[[ STUDY MATERIAL open ]]

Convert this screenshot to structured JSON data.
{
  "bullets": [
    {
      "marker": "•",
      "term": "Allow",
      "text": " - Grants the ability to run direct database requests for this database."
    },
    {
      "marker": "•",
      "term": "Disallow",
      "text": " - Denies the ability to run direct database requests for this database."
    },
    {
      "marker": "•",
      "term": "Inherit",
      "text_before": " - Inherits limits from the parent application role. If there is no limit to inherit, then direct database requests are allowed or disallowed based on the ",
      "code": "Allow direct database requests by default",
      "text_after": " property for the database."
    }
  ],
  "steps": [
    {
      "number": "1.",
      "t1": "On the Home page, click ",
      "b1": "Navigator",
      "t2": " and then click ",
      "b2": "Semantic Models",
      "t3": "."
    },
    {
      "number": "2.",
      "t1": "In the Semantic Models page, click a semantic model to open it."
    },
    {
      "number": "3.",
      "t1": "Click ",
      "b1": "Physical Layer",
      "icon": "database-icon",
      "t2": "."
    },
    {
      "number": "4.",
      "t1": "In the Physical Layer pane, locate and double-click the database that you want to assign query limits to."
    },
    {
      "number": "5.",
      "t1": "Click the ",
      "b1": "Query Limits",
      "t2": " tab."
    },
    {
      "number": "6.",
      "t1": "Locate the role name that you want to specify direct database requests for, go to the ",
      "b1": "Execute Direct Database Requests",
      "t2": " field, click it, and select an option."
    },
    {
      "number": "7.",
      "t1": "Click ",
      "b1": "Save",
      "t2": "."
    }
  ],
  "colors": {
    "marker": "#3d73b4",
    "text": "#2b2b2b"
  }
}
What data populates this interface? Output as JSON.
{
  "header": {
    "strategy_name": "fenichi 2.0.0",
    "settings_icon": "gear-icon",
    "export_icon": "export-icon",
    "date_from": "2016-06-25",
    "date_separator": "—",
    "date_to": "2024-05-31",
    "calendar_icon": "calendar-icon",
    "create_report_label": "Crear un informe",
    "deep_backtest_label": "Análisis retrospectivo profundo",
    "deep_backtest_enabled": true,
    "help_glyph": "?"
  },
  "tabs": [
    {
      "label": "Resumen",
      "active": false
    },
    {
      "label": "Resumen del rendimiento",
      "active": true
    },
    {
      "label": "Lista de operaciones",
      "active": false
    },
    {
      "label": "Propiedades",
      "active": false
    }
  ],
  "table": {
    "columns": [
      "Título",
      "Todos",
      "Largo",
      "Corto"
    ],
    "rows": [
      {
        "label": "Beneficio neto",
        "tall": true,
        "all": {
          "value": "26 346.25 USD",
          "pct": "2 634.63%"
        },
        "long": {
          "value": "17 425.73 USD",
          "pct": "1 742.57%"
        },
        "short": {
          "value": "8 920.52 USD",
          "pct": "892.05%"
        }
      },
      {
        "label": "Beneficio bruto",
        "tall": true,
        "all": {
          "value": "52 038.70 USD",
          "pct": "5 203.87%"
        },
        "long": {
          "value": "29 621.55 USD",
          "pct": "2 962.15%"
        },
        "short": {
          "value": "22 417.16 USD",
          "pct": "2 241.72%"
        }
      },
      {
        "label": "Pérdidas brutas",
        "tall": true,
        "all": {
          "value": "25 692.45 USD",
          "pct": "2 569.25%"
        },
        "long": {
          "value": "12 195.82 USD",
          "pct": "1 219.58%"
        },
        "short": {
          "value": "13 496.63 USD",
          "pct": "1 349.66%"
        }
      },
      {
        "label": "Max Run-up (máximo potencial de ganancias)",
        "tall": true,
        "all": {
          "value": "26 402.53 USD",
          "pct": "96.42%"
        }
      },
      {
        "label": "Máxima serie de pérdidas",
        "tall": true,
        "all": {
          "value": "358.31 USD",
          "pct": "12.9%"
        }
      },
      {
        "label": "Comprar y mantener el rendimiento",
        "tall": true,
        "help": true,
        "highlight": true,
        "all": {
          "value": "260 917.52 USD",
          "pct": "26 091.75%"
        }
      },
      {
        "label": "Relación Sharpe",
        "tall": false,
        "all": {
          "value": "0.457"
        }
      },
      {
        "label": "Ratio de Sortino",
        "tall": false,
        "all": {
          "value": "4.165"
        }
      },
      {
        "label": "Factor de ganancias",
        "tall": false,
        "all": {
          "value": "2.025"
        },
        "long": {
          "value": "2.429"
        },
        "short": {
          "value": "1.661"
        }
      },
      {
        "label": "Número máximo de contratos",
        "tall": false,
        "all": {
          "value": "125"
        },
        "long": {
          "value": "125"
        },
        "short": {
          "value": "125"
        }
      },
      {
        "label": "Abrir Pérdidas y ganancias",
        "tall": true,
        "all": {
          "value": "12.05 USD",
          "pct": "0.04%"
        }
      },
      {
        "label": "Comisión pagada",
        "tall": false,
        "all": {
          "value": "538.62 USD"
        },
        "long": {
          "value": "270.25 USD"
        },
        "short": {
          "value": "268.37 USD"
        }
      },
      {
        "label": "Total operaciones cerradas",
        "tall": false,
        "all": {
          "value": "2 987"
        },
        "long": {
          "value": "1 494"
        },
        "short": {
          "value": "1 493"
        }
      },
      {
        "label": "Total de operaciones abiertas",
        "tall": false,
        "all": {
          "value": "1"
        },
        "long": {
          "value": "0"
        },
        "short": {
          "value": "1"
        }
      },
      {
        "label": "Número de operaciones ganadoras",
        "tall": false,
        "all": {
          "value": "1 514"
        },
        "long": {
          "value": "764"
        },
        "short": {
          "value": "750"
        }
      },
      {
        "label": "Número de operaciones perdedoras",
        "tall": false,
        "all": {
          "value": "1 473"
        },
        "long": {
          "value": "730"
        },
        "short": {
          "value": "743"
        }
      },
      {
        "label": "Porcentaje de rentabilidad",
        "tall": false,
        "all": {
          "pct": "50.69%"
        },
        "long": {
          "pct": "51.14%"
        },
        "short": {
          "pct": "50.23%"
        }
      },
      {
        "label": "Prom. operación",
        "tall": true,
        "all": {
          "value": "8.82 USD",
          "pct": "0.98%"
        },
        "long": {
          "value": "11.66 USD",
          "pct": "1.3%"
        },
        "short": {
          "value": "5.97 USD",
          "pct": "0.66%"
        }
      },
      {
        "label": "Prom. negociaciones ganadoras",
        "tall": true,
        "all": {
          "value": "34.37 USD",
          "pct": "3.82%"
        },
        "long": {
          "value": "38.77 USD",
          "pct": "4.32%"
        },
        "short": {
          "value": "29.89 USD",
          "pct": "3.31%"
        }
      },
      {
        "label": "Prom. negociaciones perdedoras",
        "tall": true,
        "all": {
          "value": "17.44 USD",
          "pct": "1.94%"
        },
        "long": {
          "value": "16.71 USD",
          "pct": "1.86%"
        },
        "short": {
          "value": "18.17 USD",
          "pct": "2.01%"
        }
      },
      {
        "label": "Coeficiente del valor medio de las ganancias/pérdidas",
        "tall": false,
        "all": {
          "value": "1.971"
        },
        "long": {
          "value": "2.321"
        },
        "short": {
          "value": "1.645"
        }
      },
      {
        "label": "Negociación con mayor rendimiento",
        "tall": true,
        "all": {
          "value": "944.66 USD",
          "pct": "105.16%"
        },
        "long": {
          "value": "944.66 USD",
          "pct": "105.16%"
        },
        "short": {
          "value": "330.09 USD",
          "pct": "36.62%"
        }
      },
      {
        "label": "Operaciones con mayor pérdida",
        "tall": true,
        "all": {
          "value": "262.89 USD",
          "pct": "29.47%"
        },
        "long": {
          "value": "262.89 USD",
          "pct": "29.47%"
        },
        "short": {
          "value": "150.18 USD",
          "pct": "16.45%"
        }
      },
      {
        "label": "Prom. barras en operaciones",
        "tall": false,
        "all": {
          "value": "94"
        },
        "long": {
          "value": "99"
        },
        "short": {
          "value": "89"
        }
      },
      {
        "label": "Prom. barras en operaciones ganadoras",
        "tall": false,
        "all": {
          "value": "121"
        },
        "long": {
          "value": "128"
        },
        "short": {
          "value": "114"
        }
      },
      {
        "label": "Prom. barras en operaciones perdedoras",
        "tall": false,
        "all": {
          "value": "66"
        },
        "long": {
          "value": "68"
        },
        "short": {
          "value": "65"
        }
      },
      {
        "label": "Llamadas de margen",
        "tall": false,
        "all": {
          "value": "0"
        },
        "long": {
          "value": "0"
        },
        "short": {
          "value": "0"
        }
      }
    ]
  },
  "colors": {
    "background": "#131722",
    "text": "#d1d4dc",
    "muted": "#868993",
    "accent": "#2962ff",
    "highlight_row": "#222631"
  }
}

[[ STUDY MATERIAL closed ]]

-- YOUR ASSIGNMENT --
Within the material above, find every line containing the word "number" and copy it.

-- RESPONSE BELOW --
      "number": "1.",
      "number": "2.",
      "number": "3.",
      "number": "4.",
      "number": "5.",
      "number": "6.",
      "number": "7.",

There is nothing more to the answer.